Only in times of tradgedy are we actually at our best

Rev. Robert Chell

Rev. Robert Chell

You’ve seen them on TV, the family standing in front of the burnt out shell of their home. Rich or poor, church going believers or Sunday morning golfers, they always say the same thing: “We’re thankful to God to be alive. The house can be rebuilt.”

When one’s back is against the wall, those who have faith, if only the size of a mustard seed, find it. Or perhaps it is more accurate to say faith finds them — cutting through soccer schedules, marriages on the rocks, unanswered letters and coveted new computers. All the ‘stuff’ of life is pushed aside revealing what is central, what is important, what is ultimate.

9/11 did the same for us as a country. 9/11. We’ve instantly and universally agreed to toss out the grammar rule which says dates ought always be spelled out — or maybe not. It isn’t a date after all, it’s an event, a turning point of history. We were at our best; giving our time, our money, our blood, taking to heart Jesus words to share not only our coat but our shirt as well.

We’ve done it before. More than one college student has done it, leaving a cap, a shirt, a suitcase full of clothes, when a spring break mission trip has exposed one to three dimensional poverty in contrast to the two dimensional, and easily dismissed, suffering offered up daily on the evening news.

Why then, I wonder, do I see that same student in my study two weeks later apoplectic over a roommate who has, once again, borrowed clothes without asking?

What is it in us that confronted with the worst brings out our best and blessed with affluence turns us, one and all, into self-centered, sanctimonious boneheads?

See that same family rejoicing in their good fortune in escaping a burning home two years later when Dad got a door ding at Wal-mart, Joey had a Nintendo game swiped, Suzy didn’t get chosen for cheerleader and Mom was bypassed for a promotion at work, and you won’t hear much about God’s blessings. Uh-uh.

One of my favorite quotes is from the frontispiece of an otherwise mediocre book. It says, “It’s not my parents I hate, I hate the way I am when I am with them.”

It brings home the point. The problem is not natural disaster, terrorists, inconsiderate roommates, our parents or any of the travails that are part of life. The problem is us.

The problem is the stuff of life. The stuff with which we clothe our insecurity, feed our depression, numb our confusion and hide our fear. We are satiated with stuff, stuffed with food, yet we hunger. We hunger for meaning. We hunger for purpose. We hunger for challenge.

It’s no wonder we are discouraged. We hunger for the substantive while we feed on the superficial. Superficial relationships, superficial work, superficial sex, superficial religion, superficial stuff.

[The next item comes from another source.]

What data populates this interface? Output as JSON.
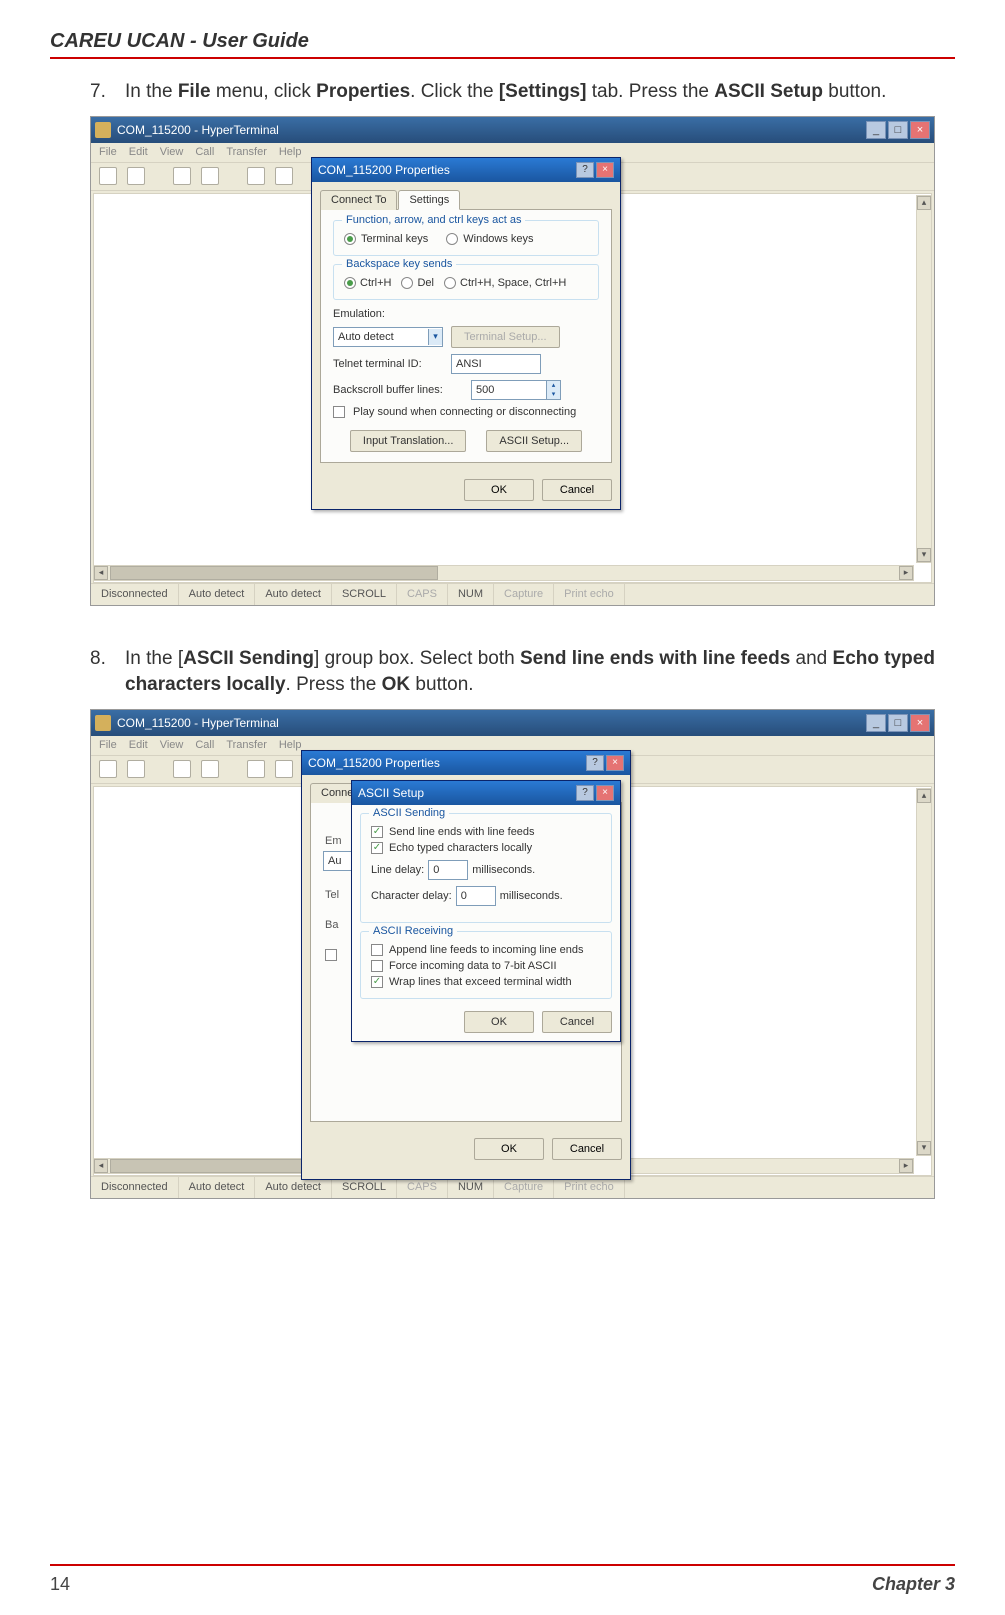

We cannot break out of the cycle because we cannot break out of our humanity. We can only be attuned to God’s breaking in. Fire, terrorists, roommates, parents, professors, pain and problems. God is always breaking into our lives. With the power of a wildfire sweeping over one’s home, with the power of a wildflower gently pushing soil aside as it reaches for the sun.

Elizabeth Barrett Browning , in her poem Aurora Leigh, writes:

Earth’s crammed with heaven,

And every common bush afire with God;

But only he who sees, takes off his shoes–

The rest sit round it and pluck blackberries,

And daub their natural faces unaware…

Come, Lord Jesus. Come.

E-mail comments to Pastor Bob at [email protected].